The Covid-19 pandemic and accompanying economic slowdown have forced companies to look inward and question whether their divisions, brands or products are contributing to their strategic goals. strategy&, part of the PwC network, reported in its Global executives survey that, today, the company’s main strategies involve developing new models, rethinking corporate strategy, improving efficiency and driving cost savings. If one compares such a strategy with the one mentioned in the 2009 Recession Survey, involving layoffs and pricing adjustments, one can understand that there has been a major shift in how companies respond to economic turmoil. In fact, by maximizing the power of assets, optimization is becoming a key tool in ensuring a company is properly armed for future growth.

There has been a notable shift in the way businesses respond to economic disruptions, and the optimization of assets has become a crucial tool in ensuring that a company has the necessary resources to support future growth. Unlocking the maximum potential of assets has become a critical strategy for businesses seeking to equip themselves for the challenges of the future.

In 2020, Danish container shipping major A.P. Moller – Maersk undertook a simplification of its global Ocean & Logistics organizational structure. The objective was to streamline the company's international portfolio and enhance its customer-centric culture. As part of this effort, Maersk integrated the Safmarine brand into its operations, recognizing the success of both brands in fostering a customer-focused ethos.

The goal was to leverage the scale and reputation of Maersk while capitalizing on the agility and customer-centricity of Safmarine. Additionally, the company optimized the organizational structure between the parent brand and its ocean carrier company, Hamburg Süd. This optimization helped Maersk to eliminate any possible confusion among customers regarding duplicate offerings, thereby strengthening the master brand.

These four steps will help you determine how to optimize your company's portfolio. 

  1. Evaluate the state of today

An optimal portfolio not only provides a stronger brand through equity and perception, but also ensures desired commercial ROI and enables simplified, faster processes. Based on understanding how brands are perceived through the lens of consumers/customers who ultimately contribute to the financial success of the company through their purchases, the competitive landscape for each of the major categories can be assessed.

  1. Measure each brand’s equity

Conduct an in-depth analysis of your portfolio. Does each brand in your portfolio offer a unique value proposition or serve a differentiated customer need? Certain brands might need to be updated or retired.

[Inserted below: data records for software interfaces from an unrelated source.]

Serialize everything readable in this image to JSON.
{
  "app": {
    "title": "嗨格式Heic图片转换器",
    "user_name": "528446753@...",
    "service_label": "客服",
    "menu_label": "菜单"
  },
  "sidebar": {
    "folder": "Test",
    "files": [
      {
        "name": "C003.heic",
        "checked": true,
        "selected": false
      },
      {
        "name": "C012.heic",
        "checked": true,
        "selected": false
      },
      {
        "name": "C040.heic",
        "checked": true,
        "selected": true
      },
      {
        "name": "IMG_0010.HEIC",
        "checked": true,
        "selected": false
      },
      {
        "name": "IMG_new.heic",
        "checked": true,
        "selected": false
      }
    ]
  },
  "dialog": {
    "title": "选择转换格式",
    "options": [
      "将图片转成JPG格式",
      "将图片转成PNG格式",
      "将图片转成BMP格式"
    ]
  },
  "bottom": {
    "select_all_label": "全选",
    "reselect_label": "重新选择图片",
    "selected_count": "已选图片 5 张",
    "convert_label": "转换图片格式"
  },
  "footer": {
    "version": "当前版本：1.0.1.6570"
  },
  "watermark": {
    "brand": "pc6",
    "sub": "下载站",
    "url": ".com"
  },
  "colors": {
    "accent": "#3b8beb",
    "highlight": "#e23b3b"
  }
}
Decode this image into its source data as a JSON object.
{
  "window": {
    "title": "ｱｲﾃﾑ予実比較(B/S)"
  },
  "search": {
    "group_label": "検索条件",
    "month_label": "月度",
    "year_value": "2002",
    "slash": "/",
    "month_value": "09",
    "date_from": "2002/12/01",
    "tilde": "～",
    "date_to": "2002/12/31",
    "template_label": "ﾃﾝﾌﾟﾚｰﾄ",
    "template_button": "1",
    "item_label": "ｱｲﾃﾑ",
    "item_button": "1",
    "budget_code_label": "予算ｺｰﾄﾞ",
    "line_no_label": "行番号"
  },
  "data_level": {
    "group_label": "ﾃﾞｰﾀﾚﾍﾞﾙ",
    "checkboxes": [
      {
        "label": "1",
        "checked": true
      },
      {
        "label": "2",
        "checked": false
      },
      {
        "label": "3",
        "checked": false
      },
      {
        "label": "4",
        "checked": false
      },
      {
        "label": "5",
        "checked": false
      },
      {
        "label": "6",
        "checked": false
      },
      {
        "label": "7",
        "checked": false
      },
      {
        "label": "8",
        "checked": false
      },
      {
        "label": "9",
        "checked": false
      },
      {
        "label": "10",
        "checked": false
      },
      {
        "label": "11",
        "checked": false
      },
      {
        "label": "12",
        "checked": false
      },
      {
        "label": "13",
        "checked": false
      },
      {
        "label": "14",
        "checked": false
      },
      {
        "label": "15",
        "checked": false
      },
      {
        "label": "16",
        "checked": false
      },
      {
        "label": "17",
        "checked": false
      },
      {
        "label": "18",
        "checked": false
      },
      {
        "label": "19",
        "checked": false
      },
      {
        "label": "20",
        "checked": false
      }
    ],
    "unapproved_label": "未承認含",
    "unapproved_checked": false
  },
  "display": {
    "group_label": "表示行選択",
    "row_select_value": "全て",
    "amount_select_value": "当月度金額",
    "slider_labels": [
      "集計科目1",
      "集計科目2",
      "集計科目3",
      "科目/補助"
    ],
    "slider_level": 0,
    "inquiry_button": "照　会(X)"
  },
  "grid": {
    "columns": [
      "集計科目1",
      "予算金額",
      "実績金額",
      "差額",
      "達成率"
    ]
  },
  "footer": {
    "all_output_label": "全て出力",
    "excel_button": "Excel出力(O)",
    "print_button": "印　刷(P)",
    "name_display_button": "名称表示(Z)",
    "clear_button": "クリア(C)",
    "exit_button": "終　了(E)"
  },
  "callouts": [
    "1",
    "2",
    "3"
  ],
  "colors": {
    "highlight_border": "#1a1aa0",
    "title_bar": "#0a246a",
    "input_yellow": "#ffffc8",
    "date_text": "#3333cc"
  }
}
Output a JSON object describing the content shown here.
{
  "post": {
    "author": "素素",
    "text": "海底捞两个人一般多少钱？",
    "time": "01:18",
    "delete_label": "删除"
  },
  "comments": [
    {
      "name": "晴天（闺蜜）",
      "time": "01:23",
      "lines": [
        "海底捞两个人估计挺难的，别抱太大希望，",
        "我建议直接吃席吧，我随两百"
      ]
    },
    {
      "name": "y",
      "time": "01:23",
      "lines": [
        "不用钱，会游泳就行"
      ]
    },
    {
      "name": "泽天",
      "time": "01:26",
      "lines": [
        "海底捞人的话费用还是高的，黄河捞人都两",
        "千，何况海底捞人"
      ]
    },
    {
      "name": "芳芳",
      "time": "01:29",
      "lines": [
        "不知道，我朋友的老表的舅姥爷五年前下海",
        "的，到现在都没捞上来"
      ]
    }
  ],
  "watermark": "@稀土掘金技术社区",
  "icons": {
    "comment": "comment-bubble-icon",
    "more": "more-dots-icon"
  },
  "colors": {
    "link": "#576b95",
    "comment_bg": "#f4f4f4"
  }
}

Using brand and sales data will help you assess how each asset ‘feels’ today and map the correlation between each brand and the company’s commercial performance.

  1. Map out the different potential scenarios

Future-proofed view of the category / sector backed with analytical data on whether the existing brands and the overall portfolio in the current avatar are fit to withstand expected market changes. List all possible scenarios of your future brand portfolio according to the latest trends and macroeconomic conditions, eg retreating from an established market, or expanding into a new line of business. 

  1. Quantify the risks

Validation of each scenario using predictive models enables a highly objective measurement of the potential risks of change, the level of investment required and the expected commercial impact on the company's future performance. Informed decisions improve the ROI of every brand investment. In the Middle East region, companies with optimized brand portfolios typically see an incremental growth of 3% to 8%.

The most valuable intangible asset a company owns is its brand. Making informed brand decisions is critical to risk management and business growth. For brand portfolios, the risk of change can and should be calculated. Data-driven analytics ease strategic branding decisions and allow you to define the impact of new brand architectures and update your brand portfolio accordingly, ultimately allowing you to monetize brands as an asset.